--- Work required ---
Each line of the material below that holds the word "options" needs to be copied.

--- Data for this task ---
'''

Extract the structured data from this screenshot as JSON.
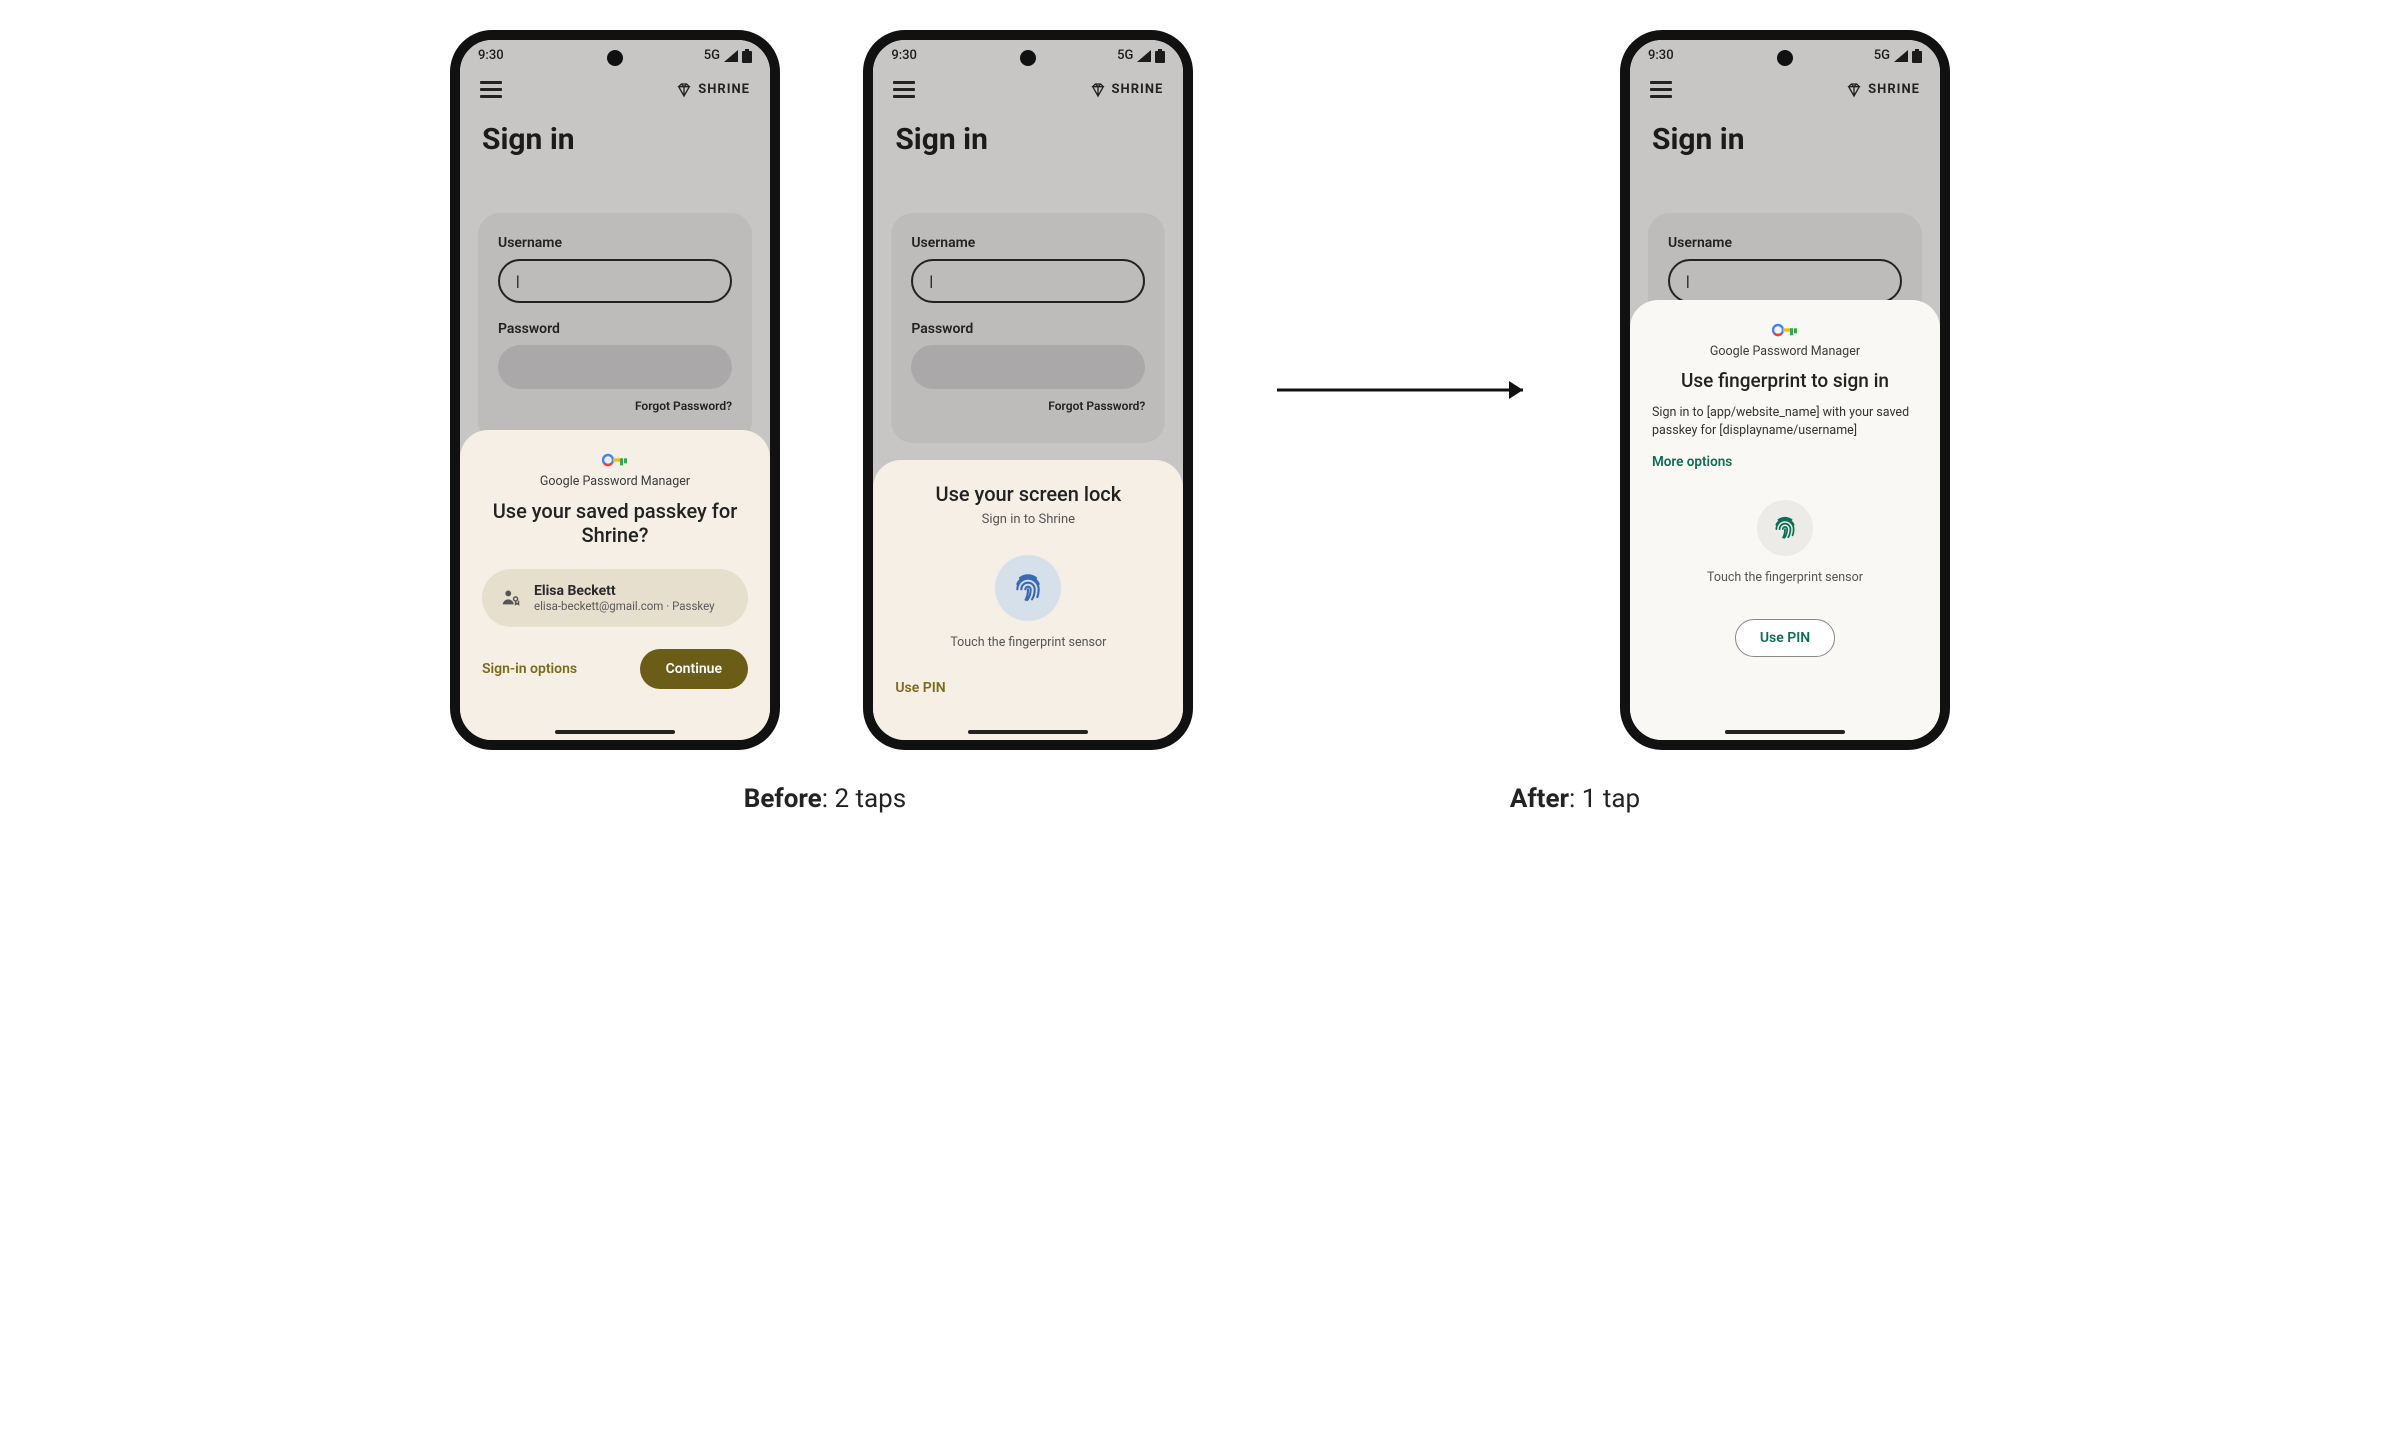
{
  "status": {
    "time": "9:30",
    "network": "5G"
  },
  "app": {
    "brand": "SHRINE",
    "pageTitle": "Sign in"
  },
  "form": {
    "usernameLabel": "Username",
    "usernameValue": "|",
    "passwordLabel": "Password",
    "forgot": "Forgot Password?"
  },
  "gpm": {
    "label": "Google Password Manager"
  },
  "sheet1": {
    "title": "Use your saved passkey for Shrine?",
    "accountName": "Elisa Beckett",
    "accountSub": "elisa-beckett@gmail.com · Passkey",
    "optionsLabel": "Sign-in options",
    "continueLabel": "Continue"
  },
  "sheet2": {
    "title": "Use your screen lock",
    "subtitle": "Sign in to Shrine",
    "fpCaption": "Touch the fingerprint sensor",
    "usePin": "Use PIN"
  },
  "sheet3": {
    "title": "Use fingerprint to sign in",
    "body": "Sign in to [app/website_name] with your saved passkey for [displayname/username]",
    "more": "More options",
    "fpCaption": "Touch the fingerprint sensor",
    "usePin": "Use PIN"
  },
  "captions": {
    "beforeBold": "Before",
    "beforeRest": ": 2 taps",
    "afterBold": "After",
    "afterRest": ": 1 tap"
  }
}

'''

--- Result for this exercise ---
    "optionsLabel": "Sign-in options",
    "more": "More options",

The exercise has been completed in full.